Aim of the exercise:
Nothing in the data should be left out or altered when it is retyped.
── Exercise inputs ──
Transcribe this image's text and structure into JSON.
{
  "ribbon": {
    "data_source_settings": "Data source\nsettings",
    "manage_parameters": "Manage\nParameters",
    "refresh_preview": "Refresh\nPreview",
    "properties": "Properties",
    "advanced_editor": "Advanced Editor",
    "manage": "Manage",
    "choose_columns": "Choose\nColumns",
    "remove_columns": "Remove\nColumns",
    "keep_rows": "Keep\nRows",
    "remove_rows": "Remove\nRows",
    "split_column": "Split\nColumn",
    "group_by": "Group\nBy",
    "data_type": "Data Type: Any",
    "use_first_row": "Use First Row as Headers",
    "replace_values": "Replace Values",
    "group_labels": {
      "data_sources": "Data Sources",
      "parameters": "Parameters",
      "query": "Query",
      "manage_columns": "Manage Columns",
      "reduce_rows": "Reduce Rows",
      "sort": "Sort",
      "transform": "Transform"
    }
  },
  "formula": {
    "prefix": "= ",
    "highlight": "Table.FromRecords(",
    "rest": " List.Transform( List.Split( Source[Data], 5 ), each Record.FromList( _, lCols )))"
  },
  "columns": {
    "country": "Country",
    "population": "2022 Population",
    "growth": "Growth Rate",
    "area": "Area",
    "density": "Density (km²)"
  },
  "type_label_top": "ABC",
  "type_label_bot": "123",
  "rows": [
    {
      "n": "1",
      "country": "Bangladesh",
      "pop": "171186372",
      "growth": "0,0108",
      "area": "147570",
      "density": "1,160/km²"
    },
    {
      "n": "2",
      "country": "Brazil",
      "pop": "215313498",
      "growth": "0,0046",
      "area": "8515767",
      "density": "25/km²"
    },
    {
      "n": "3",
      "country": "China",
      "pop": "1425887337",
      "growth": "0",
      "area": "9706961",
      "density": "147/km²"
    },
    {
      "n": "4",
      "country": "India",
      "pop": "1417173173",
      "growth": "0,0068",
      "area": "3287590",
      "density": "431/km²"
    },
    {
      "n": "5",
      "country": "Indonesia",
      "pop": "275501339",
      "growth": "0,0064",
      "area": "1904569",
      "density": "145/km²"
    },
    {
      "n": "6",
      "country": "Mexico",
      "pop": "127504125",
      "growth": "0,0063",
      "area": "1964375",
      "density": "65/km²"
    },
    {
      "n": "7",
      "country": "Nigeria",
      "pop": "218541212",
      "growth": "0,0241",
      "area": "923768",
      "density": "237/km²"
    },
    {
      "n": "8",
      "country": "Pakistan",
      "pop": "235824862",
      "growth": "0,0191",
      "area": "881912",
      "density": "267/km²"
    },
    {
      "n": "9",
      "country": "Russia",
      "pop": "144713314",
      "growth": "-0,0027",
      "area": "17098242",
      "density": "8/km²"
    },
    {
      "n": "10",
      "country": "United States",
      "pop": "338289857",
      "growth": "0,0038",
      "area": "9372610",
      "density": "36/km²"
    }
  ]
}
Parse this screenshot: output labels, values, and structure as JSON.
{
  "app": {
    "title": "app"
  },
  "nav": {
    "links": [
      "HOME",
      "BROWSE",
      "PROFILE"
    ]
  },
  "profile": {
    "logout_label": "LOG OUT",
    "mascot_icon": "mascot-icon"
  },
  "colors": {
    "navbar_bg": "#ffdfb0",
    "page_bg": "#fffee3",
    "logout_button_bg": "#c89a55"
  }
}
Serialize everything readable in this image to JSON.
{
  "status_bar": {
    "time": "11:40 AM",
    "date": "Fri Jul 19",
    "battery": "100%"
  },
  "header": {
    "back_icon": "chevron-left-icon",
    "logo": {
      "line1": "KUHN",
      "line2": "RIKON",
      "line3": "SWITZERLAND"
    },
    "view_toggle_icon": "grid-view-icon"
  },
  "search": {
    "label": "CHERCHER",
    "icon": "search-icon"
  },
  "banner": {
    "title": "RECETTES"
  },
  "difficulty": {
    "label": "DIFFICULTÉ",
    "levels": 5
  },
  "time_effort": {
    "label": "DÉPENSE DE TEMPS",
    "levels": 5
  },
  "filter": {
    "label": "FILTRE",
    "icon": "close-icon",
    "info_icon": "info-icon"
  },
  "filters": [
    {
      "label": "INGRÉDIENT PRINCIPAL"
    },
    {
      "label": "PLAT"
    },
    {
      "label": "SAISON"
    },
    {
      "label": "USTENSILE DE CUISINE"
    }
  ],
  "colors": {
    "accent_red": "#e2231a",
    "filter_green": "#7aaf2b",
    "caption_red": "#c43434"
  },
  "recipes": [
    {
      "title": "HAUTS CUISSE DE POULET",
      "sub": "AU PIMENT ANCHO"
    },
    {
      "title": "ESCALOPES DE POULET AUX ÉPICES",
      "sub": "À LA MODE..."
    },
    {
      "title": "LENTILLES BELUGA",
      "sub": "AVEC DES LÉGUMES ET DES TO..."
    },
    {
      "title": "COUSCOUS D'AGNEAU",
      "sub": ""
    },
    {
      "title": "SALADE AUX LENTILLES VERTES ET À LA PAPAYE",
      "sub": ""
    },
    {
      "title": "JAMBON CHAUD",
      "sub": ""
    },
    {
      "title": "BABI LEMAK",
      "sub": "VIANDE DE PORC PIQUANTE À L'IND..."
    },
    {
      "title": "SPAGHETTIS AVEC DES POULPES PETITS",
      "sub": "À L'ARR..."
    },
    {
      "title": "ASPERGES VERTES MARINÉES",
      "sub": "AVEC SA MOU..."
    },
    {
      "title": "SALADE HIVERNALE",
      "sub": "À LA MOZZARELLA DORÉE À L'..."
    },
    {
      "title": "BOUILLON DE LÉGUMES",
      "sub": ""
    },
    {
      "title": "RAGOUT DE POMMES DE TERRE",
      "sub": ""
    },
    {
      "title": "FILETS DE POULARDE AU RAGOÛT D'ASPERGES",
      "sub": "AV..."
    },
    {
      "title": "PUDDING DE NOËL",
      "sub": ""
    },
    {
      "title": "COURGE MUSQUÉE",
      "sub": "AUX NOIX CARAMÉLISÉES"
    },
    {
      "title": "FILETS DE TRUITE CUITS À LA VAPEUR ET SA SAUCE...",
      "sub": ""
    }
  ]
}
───
Output of the exercise:
Transcribe this image's text and structure into JSON.
{
  "ribbon": {
    "data_source_settings": "Data source\nsettings",
    "manage_parameters": "Manage\nParameters",
    "refresh_preview": "Refresh\nPreview",
    "properties": "Properties",
    "advanced_editor": "Advanced Editor",
    "manage": "Manage",
    "choose_columns": "Choose\nColumns",
    "remove_columns": "Remove\nColumns",
    "keep_rows": "Keep\nRows",
    "remove_rows": "Remove\nRows",
    "split_column": "Split\nColumn",
    "group_by": "Group\nBy",
    "data_type": "Data Type: Any",
    "use_first_row": "Use First Row as Headers",
    "replace_values": "Replace Values",
    "group_labels": {
      "data_sources": "Data Sources",
      "parameters": "Parameters",
      "query": "Query",
      "manage_columns": "Manage Columns",
      "reduce_rows": "Reduce Rows",
      "sort": "Sort",
      "transform": "Transform"
    }
  },
  "formula": {
    "prefix": "= ",
    "highlight": "Table.FromRecords(",
    "rest": " List.Transform( List.Split( Source[Data], 5 ), each Record.FromList( _, lCols )))"
  },
  "columns": {
    "country": "Country",
    "population": "2022 Population",
    "growth": "Growth Rate",
    "area": "Area",
    "density": "Density (km²)"
  },
  "type_label_top": "ABC",
  "type_label_bot": "123",
  "rows": [
    {
      "n": "1",
      "country": "Bangladesh",
      "pop": "171186372",
      "growth": "0,0108",
      "area": "147570",
      "density": "1,160/km²"
    },
    {
      "n": "2",
      "country": "Brazil",
      "pop": "215313498",
      "growth": "0,0046",
      "area": "8515767",
      "density": "25/km²"
    },
    {
      "n": "3",
      "country": "China",
      "pop": "1425887337",
      "growth": "0",
      "area": "9706961",
      "density": "147/km²"
    },
    {
      "n": "4",
      "country": "India",
      "pop": "1417173173",
      "growth": "0,0068",
      "area": "3287590",
      "density": "431/km²"
    },
    {
      "n": "5",
      "country": "Indonesia",
      "pop": "275501339",
      "growth": "0,0064",
      "area": "1904569",
      "density": "145/km²"
    },
    {
      "n": "6",
      "country": "Mexico",
      "pop": "127504125",
      "growth": "0,0063",
      "area": "1964375",
      "density": "65/km²"
    },
    {
      "n": "7",
      "country": "Nigeria",
      "pop": "218541212",
      "growth": "0,0241",
      "area": "923768",
      "density": "237/km²"
    },
    {
      "n": "8",
      "country": "Pakistan",
      "pop": "235824862",
      "growth": "0,0191",
      "area": "881912",
      "density": "267/km²"
    },
    {
      "n": "9",
      "country": "Russia",
      "pop": "144713314",
      "growth": "-0,0027",
      "area": "17098242",
      "density": "8/km²"
    },
    {
      "n": "10",
      "country": "United States",
      "pop": "338289857",
      "growth": "0,0038",
      "area": "9372610",
      "density": "36/km²"
    }
  ]
}
Parse this screenshot: output labels, values, and structure as JSON.
{
  "app": {
    "title": "app"
  },
  "nav": {
    "links": [
      "HOME",
      "BROWSE",
      "PROFILE"
    ]
  },
  "profile": {
    "logout_label": "LOG OUT",
    "mascot_icon": "mascot-icon"
  },
  "colors": {
    "navbar_bg": "#ffdfb0",
    "page_bg": "#fffee3",
    "logout_button_bg": "#c89a55"
  }
}
Serialize everything readable in this image to JSON.
{
  "status_bar": {
    "time": "11:40 AM",
    "date": "Fri Jul 19",
    "battery": "100%"
  },
  "header": {
    "back_icon": "chevron-left-icon",
    "logo": {
      "line1": "KUHN",
      "line2": "RIKON",
      "line3": "SWITZERLAND"
    },
    "view_toggle_icon": "grid-view-icon"
  },
  "search": {
    "label": "CHERCHER",
    "icon": "search-icon"
  },
  "banner": {
    "title": "RECETTES"
  },
  "difficulty": {
    "label": "DIFFICULTÉ",
    "levels": 5
  },
  "time_effort": {
    "label": "DÉPENSE DE TEMPS",
    "levels": 5
  },
  "filter": {
    "label": "FILTRE",
    "icon": "close-icon",
    "info_icon": "info-icon"
  },
  "filters": [
    {
      "label": "INGRÉDIENT PRINCIPAL"
    },
    {
      "label": "PLAT"
    },
    {
      "label": "SAISON"
    },
    {
      "label": "USTENSILE DE CUISINE"
    }
  ],
  "colors": {
    "accent_red": "#e2231a",
    "filter_green": "#7aaf2b",
    "caption_red": "#c43434"
  },
  "recipes": [
    {
      "title": "HAUTS CUISSE DE POULET",
      "sub": "AU PIMENT ANCHO"
    },
    {
      "title": "ESCALOPES DE POULET AUX ÉPICES",
      "sub": "À LA MODE..."
    },
    {
      "title": "LENTILLES BELUGA",
      "sub": "AVEC DES LÉGUMES ET DES TO..."
    },
    {
      "title": "COUSCOUS D'AGNEAU",
      "sub": ""
    },
    {
      "title": "SALADE AUX LENTILLES VERTES ET À LA PAPAYE",
      "sub": ""
    },
    {
      "title": "JAMBON CHAUD",
      "sub": ""
    },
    {
      "title": "BABI LEMAK",
      "sub": "VIANDE DE PORC PIQUANTE À L'IND..."
    },
    {
      "title": "SPAGHETTIS AVEC DES POULPES PETITS",
      "sub": "À L'ARR..."
    },
    {
      "title": "ASPERGES VERTES MARINÉES",
      "sub": "AVEC SA MOU..."
    },
    {
      "title": "SALADE HIVERNALE",
      "sub": "À LA MOZZARELLA DORÉE À L'..."
    },
    {
      "title": "BOUILLON DE LÉGUMES",
      "sub": ""
    },
    {
      "title": "RAGOUT DE POMMES DE TERRE",
      "sub": ""
    },
    {
      "title": "FILETS DE POULARDE AU RAGOÛT D'ASPERGES",
      "sub": "AV..."
    },
    {
      "title": "PUDDING DE NOËL",
      "sub": ""
    },
    {
      "title": "COURGE MUSQUÉE",
      "sub": "AUX NOIX CARAMÉLISÉES"
    },
    {
      "title": "FILETS DE TRUITE CUITS À LA VAPEUR ET SA SAUCE...",
      "sub": ""
    }
  ]
}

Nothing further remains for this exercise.